**Task inputs**
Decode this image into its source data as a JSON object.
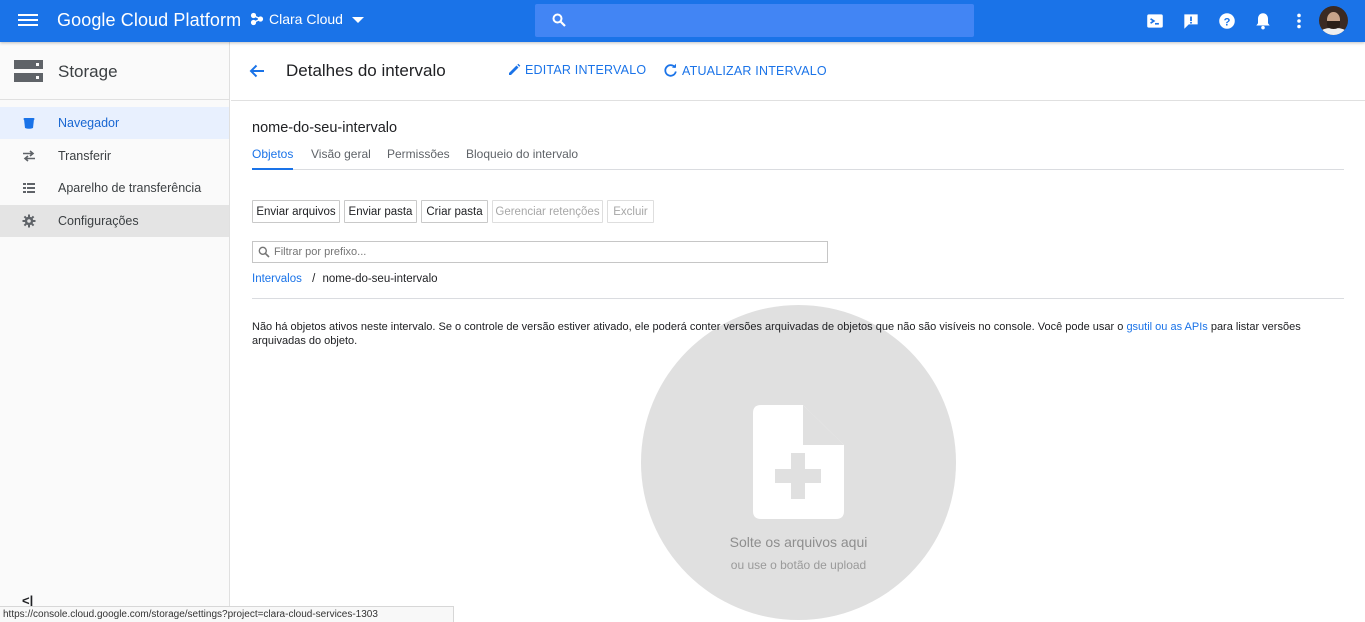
{
  "topbar": {
    "brand": "Google Cloud Platform",
    "project": "Clara Cloud",
    "search_placeholder": "",
    "icons": [
      "cloud-shell-icon",
      "feedback-icon",
      "help-icon",
      "notifications-icon",
      "more-vert-icon"
    ],
    "accent": "#1a73e8"
  },
  "sidebar": {
    "title": "Storage",
    "items": [
      {
        "label": "Navegador",
        "icon": "bucket-icon",
        "state": "active"
      },
      {
        "label": "Transferir",
        "icon": "transfer-icon",
        "state": ""
      },
      {
        "label": "Aparelho de transferência",
        "icon": "appliance-icon",
        "state": ""
      },
      {
        "label": "Configurações",
        "icon": "gear-icon",
        "state": "hover"
      }
    ],
    "collapse_label": "<|"
  },
  "header": {
    "title": "Detalhes do intervalo",
    "edit_label": "EDITAR INTERVALO",
    "refresh_label": "ATUALIZAR INTERVALO"
  },
  "bucket": {
    "name": "nome-do-seu-intervalo",
    "tabs": [
      "Objetos",
      "Visão geral",
      "Permissões",
      "Bloqueio do intervalo"
    ],
    "active_tab": "Objetos"
  },
  "actions": {
    "upload_files": "Enviar arquivos",
    "upload_folder": "Enviar pasta",
    "create_folder": "Criar pasta",
    "manage_holds": "Gerenciar retenções",
    "delete": "Excluir"
  },
  "filter": {
    "placeholder": "Filtrar por prefixo...",
    "value": ""
  },
  "breadcrumb": {
    "root": "Intervalos",
    "separator": "/",
    "current": "nome-do-seu-intervalo"
  },
  "message": {
    "before": "Não há objetos ativos neste intervalo. Se o controle de versão estiver ativado, ele poderá conter versões arquivadas de objetos que não são visíveis no console. Você pode usar o ",
    "link": "gsutil ou as APIs",
    "after": " para listar versões arquivadas do objeto."
  },
  "dropzone": {
    "line1": "Solte os arquivos aqui",
    "line2": "ou use o botão de upload"
  },
  "status_url": "https://console.cloud.google.com/storage/settings?project=clara-cloud-services-1303"
}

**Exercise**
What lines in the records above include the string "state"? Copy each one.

**Response**
        "state": "active"
        "state": ""
        "state": ""
        "state": "hover"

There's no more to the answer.